French M1845 Infantry Sabre d'Officier Général. Final Result Apr 27, 2014 14:28:48 GMT
Post by Uhlan on Apr 27, 2014 14:28:48 GMT
I bought this sword from a private seller. His picture was not very good, so I thought to buy a standard M 1845 Infantry Officier Superieure. The M 1845 comes in two flavours: the sabre for Adjudants with a quill point blade, like here:
And the triple fullered and straight sword for Officers:
Both had the same hilts:
I had fancied the Officers sword for years, but somehow it never really happened. Untill I saw this one:
Nice and not too beat up, Seconde Empire to booth.
How I know this is Seconde Empire?
The original versions had leather scabbards with brass hangers and chapes.
In 1855 it was ordained that the leather scabbards for Officers were out and the two ringed steel scabbard came in. This being France, the leather scabbards for the Adjudants remained in use untill about 1882, when a new model M 1882 Infantry sword was introduced with steel scabbard and the now standard 1 carrying ring, but still some Adjudants would not give in and it is said that right through WWII some still carried the good old M1845 with its leather scabbard.
Here is the M 1882:
Looking at this, I cannot blame them.
Some smartasses even, as a sort of compromise, had their M 1845 hilts planted on top of the M 1882 blade!
Back to my M 1845.
So I bought it and when I got it in my hands, what a pleasant surprise it was.
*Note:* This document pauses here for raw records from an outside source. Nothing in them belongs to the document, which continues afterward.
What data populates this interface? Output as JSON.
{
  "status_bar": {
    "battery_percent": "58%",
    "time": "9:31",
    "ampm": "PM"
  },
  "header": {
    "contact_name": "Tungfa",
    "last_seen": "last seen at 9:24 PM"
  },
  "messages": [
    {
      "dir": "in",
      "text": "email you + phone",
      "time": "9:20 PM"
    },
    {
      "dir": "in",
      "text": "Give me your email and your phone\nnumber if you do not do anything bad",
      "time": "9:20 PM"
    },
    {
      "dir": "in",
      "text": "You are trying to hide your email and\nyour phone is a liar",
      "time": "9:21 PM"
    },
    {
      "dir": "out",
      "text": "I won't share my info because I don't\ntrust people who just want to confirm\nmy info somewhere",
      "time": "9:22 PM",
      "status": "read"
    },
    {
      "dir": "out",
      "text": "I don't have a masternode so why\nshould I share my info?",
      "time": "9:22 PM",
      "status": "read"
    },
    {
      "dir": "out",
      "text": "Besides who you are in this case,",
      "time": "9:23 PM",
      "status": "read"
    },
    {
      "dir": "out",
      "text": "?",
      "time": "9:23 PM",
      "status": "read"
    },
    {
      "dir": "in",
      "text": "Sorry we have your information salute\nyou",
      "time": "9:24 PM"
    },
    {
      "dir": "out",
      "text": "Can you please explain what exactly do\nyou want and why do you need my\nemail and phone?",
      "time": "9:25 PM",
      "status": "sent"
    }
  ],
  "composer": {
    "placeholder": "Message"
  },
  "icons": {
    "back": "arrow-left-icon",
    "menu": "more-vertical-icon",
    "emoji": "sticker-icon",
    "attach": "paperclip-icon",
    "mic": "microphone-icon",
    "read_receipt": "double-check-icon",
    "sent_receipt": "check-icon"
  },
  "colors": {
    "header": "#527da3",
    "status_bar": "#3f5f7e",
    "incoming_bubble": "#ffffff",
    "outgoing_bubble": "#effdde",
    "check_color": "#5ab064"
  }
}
First reaction: WTF?
Second reaction: digg into ,, Les Sabres, by Jean Lhoste, a copy of which Dave Kelly was so kind to supply me with. And there I found it: ,, Sabre d'Officier Général".
To the unsuspecting eye, also thanks to the crappy image I got from the seller, It looks like the M 1845 Officers sword.
The same straight, three fullered blade and the hilt, at first glance, looked also like it. So, what was the difference?
The standard M 1845 hilt:
The Sabre d'Officier Général:
The latter has a double decker hilt ( my ,,speak'') and as a consequense is wider, more half basket, a bowl:
I had never seen this version before, so I was very pleased.
Here is the USA version. The hilt is exactly the same, except for the US cypher of course:
I decided to clean the sword and scabbard and bring it back to its former glory. There was some staining here and there, nothing substancial and I wanted to replate the hilt.
So I did away with the peen.....
Another surprise. On top of the bone grip sits the Phrygian cap were the grip fits into. It has this thick ring or flange. You can see it at the before last picture. On top is the peen.
So, I filed a little and gave the hilt a little wack, to get the peen lose. What happened was that the top of the Phrygian cap came off, the piece above the thick flange. I could now look into the Phrygian cap and I saw the tang was screwed to the inside of the cap with a brass nut, onto a plateau. This was something new! Never seen, nor heard of this construction before in the context of antique sabres and swords, most certainly not French ones.
The tang has a fine thread of about 12mm and it starts well over 10mm under the peen. The nut is made of brass, is flat and square and is about 2-2,5mm thick. I hope to have the gilding done next week and then be able to have somebody make pictures. I do not have a camera yet.
Now for some details of the sword:
Maker of the blade: Manufacture Imperiale de St. Etienne.
Strange, since St. Etienne did and still does, bajonets and fire arms. Not swords.
The poincons: B in shield and B in circle.
Looking at the stats for St. Etienne, I get two possible time frames:
B: Commandant Briand= 1856 - 1862.
Or: Colonel Boigeol = 1866 - 1873.
Caveat: Here I make the asumption that everything leaving St. Etienne was marked with the same poincons as the fire arms.
The tang is marked R A. It is (fire) blued and the tip (peen) is quite soft.
The scabbard carries the same poincons.
The hilt was done by Diquel Paris.
The blade is the Officers standard 86 cm long and is at the shoulders 7mm thick.
The weight is 400 grams.
The hilt components weigh 465 grams.
So the sword weighs the grand total of 865 grams.
The scabbard weighs 447 grams.
This is a highly fencible and light sword, stiff, although with some flex to the blade. Just right, I think, for a light, fast cutter and a mean stabber.
When I got the sword, I noticed that the blade was only in a factory polish. Grind marks all over. Chatellerault or Klingenthal did much better, or Mr. Diquel left it just as is. The blade was almost cutting sharp though.
I polished the blade. Now it is much better, as it should have been. No more grind marks and with sharp lines and 99% of the spotting is gone. The hilt I polished and I took some little dents out that annoyed me. A few others I left, for old times sake. The scabbard had some very small dents, hard to spot, but was quite dark. I took the wirebrush to it, followed by the fine bronze brush and Mothers as a final step. It is now shiny and the small amount of pitting is mostly gone. When I am done the sword will be at 90% of its former glory, while still retaining its antique aura.